Element data from apps and pages
============================================================

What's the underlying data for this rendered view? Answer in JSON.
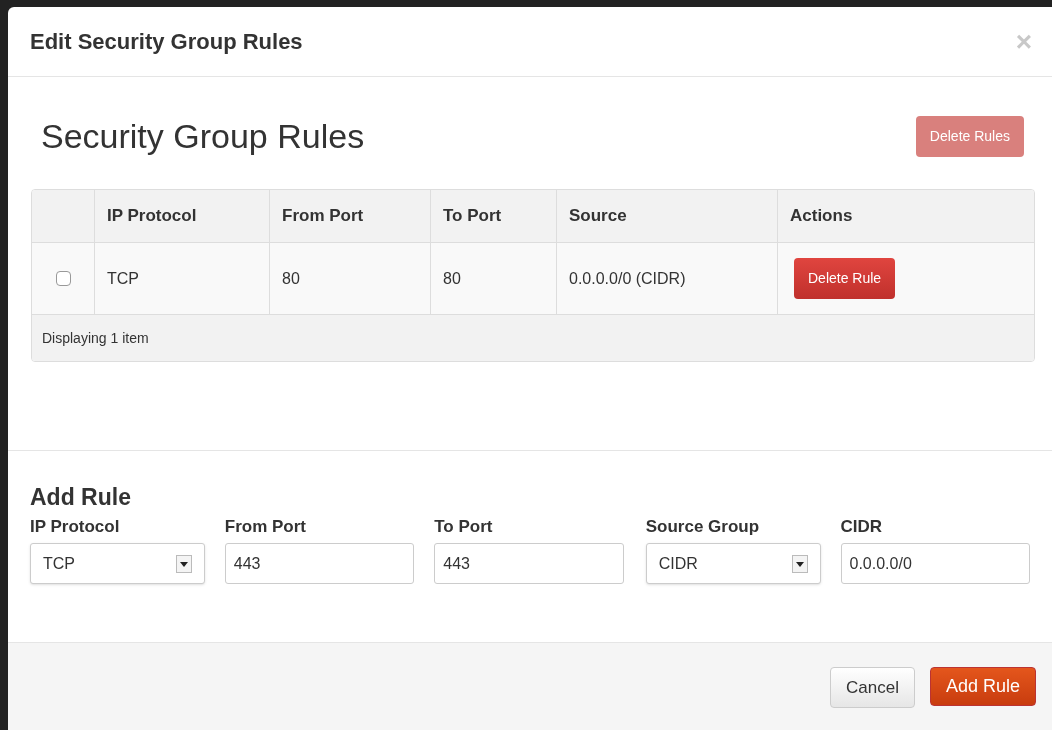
{
  "dialog": {
    "title": "Edit Security Group Rules",
    "close": "×"
  },
  "rules": {
    "heading": "Security Group Rules",
    "delete_button": {
      "label": "Delete Rules",
      "disabled": true
    },
    "table": {
      "columns": [
        "IP Protocol",
        "From Port",
        "To Port",
        "Source",
        "Actions"
      ],
      "rows": [
        {
          "checked": false,
          "cells": [
            "TCP",
            "80",
            "80",
            "0.0.0.0/0 (CIDR)"
          ],
          "action": "Delete Rule"
        }
      ],
      "footer": "Displaying 1 item"
    }
  },
  "add_rule": {
    "heading": "Add Rule",
    "fields": [
      {
        "kind": "select",
        "label": "IP Protocol",
        "value": "TCP"
      },
      {
        "kind": "input",
        "label": "From Port",
        "value": "443"
      },
      {
        "kind": "input",
        "label": "To Port",
        "value": "443"
      },
      {
        "kind": "select",
        "label": "Source Group",
        "value": "CIDR"
      },
      {
        "kind": "input",
        "label": "CIDR",
        "value": "0.0.0.0/0"
      }
    ]
  },
  "buttons": [
    {
      "kind": "secondary",
      "label": "Cancel"
    },
    {
      "kind": "primary",
      "label": "Add Rule"
    }
  ]
}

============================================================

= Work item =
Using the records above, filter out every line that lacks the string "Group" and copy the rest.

= Worked solution =
    "title": "Edit Security Group Rules",
    "heading": "Security Group Rules",
        "label": "Source Group",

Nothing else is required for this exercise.